==== Input for this task

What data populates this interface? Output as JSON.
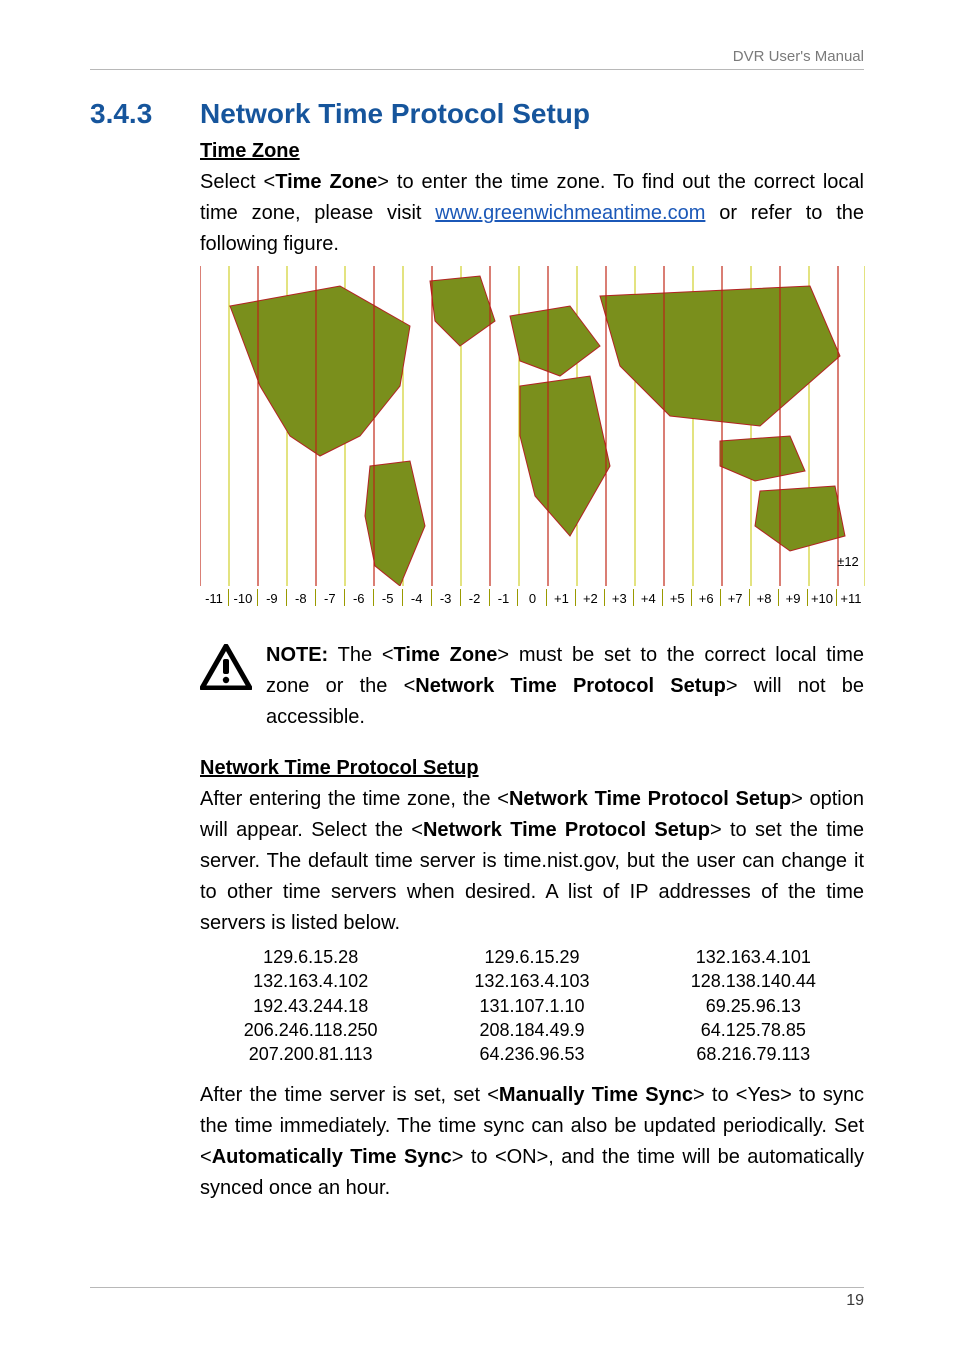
{
  "header": {
    "right": "DVR User's Manual"
  },
  "section": {
    "number": "3.4.3",
    "title": "Network Time Protocol Setup"
  },
  "tz": {
    "heading": "Time Zone",
    "p_pre": "Select <",
    "p_b1": "Time Zone",
    "p_mid1": "> to enter the time zone. To find out the correct local time zone, please visit ",
    "link": "www.greenwichmeantime.com",
    "p_mid2": " or refer to the following figure.",
    "axis": [
      "-11",
      "-10",
      "-9",
      "-8",
      "-7",
      "-6",
      "-5",
      "-4",
      "-3",
      "-2",
      "-1",
      "0",
      "+1",
      "+2",
      "+3",
      "+4",
      "+5",
      "+6",
      "+7",
      "+8",
      "+9",
      "+10",
      "+11"
    ],
    "extra_tick": "±12"
  },
  "note": {
    "pre": "NOTE:",
    "t1": " The <",
    "b1": "Time Zone",
    "t2": "> must be set to the correct local time zone or the <",
    "b2": "Network Time Protocol Setup",
    "t3": "> will not be accessible."
  },
  "ntp": {
    "heading": "Network Time Protocol Setup",
    "p1a": "After entering the time zone, the <",
    "p1b1": "Network Time Protocol Setup",
    "p1b": "> option will appear. Select the <",
    "p1b2": "Network Time Protocol Setup",
    "p1c": "> to set the time server. The default time server is time.nist.gov, but the user can change it to other time servers when desired. A list of IP addresses of the time servers is listed below.",
    "ips_col1": [
      "129.6.15.28",
      "132.163.4.102",
      "192.43.244.18",
      "206.246.118.250",
      "207.200.81.113"
    ],
    "ips_col2": [
      "129.6.15.29",
      "132.163.4.103",
      "131.107.1.10",
      "208.184.49.9",
      "64.236.96.53"
    ],
    "ips_col3": [
      "132.163.4.101",
      "128.138.140.44",
      "69.25.96.13",
      "64.125.78.85",
      "68.216.79.113"
    ],
    "p2a": "After the time server is set, set <",
    "p2b1": "Manually Time Sync",
    "p2b": "> to <Yes> to sync the time immediately. The time sync can also be updated periodically. Set <",
    "p2b2": "Automatically Time Sync",
    "p2c": "> to <ON>, and the time will be automatically synced once an hour."
  },
  "footer": {
    "page": "19"
  }
}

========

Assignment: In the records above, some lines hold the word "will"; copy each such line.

Answer for this exercise:
    "t3": "> will not be accessible."
    "p1b": "> option will appear. Select the <",
    "p2c": "> to <ON>, and the time will be automatically synced once an hour."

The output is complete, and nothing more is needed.